It struck her that she would most likely be late for class now, and have to face that conspicuous shame on top of the trial she was currently undergoing. Betwixt Scylla and Charybdis, she thought ruefully. She shut her eyes, trying to find a moment of courage. Now or never, she steeled herself and turned, flipping her long hair over her shoulder and facing him to find him turning at the same time. Their eyes met. Against her own realism she thought his face flickered, even show a trace of recognition, or something like it. Her courage failed her and she ducked her head, clutched her pocketbook and hurried away.
He stood frozen, shocked by the sudden appearance and absence of her. He had seen her, maybe, knew her as a vague form from his familiar life. But never noticed her, really noticed her- until now. His thoughts spiraled as he trailed, hands in pockets, in the same direction she had gone. He, too, had a class to make. He had only come here for a moment of reflection and relaxation, something he did often and always with success. Until today, that is.

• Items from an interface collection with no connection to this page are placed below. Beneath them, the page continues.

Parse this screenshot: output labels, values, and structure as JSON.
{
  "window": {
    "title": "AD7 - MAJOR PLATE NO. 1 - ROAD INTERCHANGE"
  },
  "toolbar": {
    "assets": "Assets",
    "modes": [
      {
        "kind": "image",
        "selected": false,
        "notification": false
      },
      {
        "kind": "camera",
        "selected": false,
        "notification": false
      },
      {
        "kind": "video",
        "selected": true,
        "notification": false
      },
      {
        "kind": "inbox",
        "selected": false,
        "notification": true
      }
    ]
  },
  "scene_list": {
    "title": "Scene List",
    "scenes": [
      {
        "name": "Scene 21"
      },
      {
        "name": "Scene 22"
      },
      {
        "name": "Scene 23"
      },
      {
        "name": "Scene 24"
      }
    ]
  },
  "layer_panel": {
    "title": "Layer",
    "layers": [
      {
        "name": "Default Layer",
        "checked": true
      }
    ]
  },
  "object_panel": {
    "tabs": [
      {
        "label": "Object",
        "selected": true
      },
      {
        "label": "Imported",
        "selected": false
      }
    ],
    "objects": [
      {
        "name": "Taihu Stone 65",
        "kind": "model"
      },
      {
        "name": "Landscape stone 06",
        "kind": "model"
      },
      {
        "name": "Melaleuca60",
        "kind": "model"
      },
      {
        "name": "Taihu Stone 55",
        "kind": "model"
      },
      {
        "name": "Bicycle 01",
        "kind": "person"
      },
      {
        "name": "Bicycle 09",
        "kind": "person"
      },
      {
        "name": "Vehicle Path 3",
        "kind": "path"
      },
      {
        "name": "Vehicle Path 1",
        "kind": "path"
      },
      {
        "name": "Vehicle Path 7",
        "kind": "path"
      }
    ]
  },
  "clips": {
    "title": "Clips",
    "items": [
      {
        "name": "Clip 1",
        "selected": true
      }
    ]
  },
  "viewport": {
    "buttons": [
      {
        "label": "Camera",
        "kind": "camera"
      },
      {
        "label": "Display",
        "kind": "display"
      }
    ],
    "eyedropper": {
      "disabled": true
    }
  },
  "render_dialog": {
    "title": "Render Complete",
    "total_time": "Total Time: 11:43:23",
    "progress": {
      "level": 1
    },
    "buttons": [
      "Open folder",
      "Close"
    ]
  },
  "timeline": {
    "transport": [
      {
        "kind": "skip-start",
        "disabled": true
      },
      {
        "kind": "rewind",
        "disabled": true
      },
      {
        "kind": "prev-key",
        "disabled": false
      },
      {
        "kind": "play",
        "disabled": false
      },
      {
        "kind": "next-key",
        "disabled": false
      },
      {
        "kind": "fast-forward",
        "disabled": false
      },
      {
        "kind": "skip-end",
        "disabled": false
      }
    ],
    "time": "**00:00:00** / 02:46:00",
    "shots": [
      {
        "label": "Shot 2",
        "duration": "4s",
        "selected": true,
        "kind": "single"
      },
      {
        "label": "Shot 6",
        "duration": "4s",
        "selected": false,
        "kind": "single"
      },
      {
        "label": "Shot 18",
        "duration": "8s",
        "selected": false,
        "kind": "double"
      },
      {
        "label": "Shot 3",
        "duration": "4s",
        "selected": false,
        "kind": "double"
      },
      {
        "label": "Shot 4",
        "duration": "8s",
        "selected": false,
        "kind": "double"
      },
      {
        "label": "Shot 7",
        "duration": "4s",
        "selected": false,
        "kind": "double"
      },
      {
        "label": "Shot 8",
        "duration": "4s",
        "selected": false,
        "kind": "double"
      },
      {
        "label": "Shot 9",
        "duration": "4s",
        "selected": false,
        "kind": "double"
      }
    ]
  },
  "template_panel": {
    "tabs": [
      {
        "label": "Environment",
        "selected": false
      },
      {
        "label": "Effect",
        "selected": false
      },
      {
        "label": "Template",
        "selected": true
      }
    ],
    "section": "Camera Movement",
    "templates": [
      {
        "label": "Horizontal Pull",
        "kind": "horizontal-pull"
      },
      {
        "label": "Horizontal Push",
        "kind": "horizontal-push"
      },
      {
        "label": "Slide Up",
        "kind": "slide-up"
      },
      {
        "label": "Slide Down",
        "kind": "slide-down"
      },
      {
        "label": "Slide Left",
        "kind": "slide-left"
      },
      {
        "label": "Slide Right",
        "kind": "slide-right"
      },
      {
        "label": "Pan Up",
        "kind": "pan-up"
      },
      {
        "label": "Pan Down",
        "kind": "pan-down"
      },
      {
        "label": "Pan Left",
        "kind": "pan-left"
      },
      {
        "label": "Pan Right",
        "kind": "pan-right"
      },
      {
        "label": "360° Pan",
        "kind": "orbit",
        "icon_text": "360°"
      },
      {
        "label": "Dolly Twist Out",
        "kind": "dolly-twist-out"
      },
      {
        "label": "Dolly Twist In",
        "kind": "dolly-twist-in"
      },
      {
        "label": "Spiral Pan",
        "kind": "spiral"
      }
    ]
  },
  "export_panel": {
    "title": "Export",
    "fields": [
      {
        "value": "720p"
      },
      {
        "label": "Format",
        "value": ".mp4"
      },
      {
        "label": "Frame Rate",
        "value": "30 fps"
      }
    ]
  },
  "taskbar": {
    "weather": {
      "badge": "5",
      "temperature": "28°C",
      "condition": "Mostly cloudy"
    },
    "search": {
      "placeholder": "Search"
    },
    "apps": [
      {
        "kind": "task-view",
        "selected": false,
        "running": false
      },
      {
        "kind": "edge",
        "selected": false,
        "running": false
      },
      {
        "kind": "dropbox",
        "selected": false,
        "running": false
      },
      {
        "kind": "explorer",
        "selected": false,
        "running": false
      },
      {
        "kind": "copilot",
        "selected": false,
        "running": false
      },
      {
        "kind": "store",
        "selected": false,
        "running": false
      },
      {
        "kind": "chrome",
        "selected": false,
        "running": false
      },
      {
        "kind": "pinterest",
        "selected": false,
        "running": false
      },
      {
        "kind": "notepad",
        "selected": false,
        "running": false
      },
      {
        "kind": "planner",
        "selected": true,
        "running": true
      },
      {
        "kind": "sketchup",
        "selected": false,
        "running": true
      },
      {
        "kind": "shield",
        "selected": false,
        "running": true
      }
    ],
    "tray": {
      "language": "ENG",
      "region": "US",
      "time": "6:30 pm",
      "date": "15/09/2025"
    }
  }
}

The walk passed without his realizing and as he entered the building he was startled to see her again, slipping with a guilty movement into a class room, heavy book bag in hand. His heart quickened. In that moment it seemed he should have known she was there all along, that they should have been together somehow. Regardless, he knew now. And they would, they must, be together at last.(what even is this) (I should have written in first person? I guess?) (I really don't know) (at least I posted) (bye)
Thursday, January 5, 2017
// excerpt from a (non-fiction, actually) novel I'll most likely (because it's real and we can read it in the graffiti on walls and garbage dumpsters) never write //
...The tall fence cast fishnet shadows on her legs, her arms, her face. She was so trapped, and in so many ways. A fish in a ever-shrinking net, a girl enmeshed in the perverted cage of her surroundings. A kid stuck behind a chainlink fence at midnight, when the door is locked. But day doesn't come...